# Prompt
Spot each line in the records below where the word "icon" occurs, then copy it.

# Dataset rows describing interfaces
========
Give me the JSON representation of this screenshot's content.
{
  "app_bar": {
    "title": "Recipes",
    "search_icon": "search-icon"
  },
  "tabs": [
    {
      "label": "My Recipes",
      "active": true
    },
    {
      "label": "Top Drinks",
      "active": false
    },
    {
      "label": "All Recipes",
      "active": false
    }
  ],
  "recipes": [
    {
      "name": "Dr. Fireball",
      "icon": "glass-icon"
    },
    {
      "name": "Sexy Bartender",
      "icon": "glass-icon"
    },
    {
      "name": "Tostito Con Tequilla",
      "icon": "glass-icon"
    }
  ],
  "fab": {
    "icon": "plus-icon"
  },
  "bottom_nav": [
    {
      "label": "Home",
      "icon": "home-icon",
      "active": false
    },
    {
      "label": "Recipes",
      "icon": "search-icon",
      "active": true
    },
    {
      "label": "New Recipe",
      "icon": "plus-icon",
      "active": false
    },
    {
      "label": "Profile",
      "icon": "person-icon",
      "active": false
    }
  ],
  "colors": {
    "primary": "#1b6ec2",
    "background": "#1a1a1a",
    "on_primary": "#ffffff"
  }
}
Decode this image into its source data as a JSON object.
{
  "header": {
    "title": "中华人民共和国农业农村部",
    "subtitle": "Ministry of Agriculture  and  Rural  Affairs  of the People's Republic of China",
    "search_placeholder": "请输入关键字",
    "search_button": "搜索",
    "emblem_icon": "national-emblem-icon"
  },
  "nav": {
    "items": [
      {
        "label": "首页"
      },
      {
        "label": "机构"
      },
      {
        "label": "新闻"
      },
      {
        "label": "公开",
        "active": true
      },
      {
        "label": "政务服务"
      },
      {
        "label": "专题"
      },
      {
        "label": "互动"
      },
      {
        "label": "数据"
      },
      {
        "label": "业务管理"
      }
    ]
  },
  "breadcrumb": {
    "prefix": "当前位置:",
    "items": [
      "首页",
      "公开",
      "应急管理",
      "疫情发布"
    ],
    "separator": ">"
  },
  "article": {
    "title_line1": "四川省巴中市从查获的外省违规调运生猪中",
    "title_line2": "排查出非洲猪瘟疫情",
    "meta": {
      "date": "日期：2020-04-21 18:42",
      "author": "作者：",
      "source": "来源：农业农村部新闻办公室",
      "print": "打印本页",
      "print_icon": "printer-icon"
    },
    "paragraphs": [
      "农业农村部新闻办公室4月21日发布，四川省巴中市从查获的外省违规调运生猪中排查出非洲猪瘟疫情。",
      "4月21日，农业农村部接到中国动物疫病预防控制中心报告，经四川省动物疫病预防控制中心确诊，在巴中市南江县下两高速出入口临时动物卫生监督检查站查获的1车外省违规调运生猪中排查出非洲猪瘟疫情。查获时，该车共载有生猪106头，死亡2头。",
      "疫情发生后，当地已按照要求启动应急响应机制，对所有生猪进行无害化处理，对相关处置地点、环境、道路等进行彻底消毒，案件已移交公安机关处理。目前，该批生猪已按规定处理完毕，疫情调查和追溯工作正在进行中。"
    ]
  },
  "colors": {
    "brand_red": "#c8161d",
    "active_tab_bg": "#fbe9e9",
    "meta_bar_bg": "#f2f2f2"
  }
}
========
# Problem solution
    "search_icon": "search-icon"
      "icon": "glass-icon"
      "icon": "glass-icon"
      "icon": "glass-icon"
    "icon": "plus-icon"
      "icon": "home-icon",
      "icon": "search-icon",
      "icon": "plus-icon",
      "icon": "person-icon",
    "emblem_icon": "national-emblem-icon"
      "print_icon": "printer-icon"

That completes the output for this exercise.